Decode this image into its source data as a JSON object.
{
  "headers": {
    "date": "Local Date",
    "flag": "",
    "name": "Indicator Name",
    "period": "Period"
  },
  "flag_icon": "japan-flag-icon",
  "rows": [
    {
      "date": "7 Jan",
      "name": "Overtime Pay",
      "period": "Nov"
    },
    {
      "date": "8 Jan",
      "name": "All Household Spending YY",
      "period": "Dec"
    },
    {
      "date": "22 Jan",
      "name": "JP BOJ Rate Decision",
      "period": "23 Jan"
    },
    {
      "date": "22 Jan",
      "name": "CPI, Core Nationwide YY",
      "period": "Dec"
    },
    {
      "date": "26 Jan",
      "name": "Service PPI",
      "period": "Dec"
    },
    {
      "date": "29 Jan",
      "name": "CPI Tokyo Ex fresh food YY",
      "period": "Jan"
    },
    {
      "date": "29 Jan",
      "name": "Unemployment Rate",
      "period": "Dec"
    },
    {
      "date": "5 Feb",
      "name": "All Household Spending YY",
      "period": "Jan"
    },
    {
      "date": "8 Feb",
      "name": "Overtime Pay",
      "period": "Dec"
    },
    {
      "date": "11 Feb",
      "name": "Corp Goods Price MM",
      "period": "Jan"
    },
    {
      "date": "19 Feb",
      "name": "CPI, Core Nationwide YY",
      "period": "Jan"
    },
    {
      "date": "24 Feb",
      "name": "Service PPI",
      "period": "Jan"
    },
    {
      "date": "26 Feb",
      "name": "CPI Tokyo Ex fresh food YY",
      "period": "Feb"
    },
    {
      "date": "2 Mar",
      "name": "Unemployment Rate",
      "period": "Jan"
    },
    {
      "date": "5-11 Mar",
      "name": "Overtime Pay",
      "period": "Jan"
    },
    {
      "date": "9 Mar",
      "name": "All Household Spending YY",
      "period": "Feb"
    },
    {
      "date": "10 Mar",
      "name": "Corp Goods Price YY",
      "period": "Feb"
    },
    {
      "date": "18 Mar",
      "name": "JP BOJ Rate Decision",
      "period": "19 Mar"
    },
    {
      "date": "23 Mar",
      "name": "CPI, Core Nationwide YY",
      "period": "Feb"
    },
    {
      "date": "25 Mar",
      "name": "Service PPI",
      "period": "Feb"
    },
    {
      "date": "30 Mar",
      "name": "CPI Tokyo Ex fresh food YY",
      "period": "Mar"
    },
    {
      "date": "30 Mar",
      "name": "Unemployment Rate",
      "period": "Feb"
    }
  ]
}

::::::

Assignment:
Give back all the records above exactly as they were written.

Solution to this problem:
Decode this image into its source data as a JSON object.
{
  "headers": {
    "date": "Local Date",
    "flag": "",
    "name": "Indicator Name",
    "period": "Period"
  },
  "flag_icon": "japan-flag-icon",
  "rows": [
    {
      "date": "7 Jan",
      "name": "Overtime Pay",
      "period": "Nov"
    },
    {
      "date": "8 Jan",
      "name": "All Household Spending YY",
      "period": "Dec"
    },
    {
      "date": "22 Jan",
      "name": "JP BOJ Rate Decision",
      "period": "23 Jan"
    },
    {
      "date": "22 Jan",
      "name": "CPI, Core Nationwide YY",
      "period": "Dec"
    },
    {
      "date": "26 Jan",
      "name": "Service PPI",
      "period": "Dec"
    },
    {
      "date": "29 Jan",
      "name": "CPI Tokyo Ex fresh food YY",
      "period": "Jan"
    },
    {
      "date": "29 Jan",
      "name": "Unemployment Rate",
      "period": "Dec"
    },
    {
      "date": "5 Feb",
      "name": "All Household Spending YY",
      "period": "Jan"
    },
    {
      "date": "8 Feb",
      "name": "Overtime Pay",
      "period": "Dec"
    },
    {
      "date": "11 Feb",
      "name": "Corp Goods Price MM",
      "period": "Jan"
    },
    {
      "date": "19 Feb",
      "name": "CPI, Core Nationwide YY",
      "period": "Jan"
    },
    {
      "date": "24 Feb",
      "name": "Service PPI",
      "period": "Jan"
    },
    {
      "date": "26 Feb",
      "name": "CPI Tokyo Ex fresh food YY",
      "period": "Feb"
    },
    {
      "date": "2 Mar",
      "name": "Unemployment Rate",
      "period": "Jan"
    },
    {
      "date": "5-11 Mar",
      "name": "Overtime Pay",
      "period": "Jan"
    },
    {
      "date": "9 Mar",
      "name": "All Household Spending YY",
      "period": "Feb"
    },
    {
      "date": "10 Mar",
      "name": "Corp Goods Price YY",
      "period": "Feb"
    },
    {
      "date": "18 Mar",
      "name": "JP BOJ Rate Decision",
      "period": "19 Mar"
    },
    {
      "date": "23 Mar",
      "name": "CPI, Core Nationwide YY",
      "period": "Feb"
    },
    {
      "date": "25 Mar",
      "name": "Service PPI",
      "period": "Feb"
    },
    {
      "date": "30 Mar",
      "name": "CPI Tokyo Ex fresh food YY",
      "period": "Mar"
    },
    {
      "date": "30 Mar",
      "name": "Unemployment Rate",
      "period": "Feb"
    }
  ]
}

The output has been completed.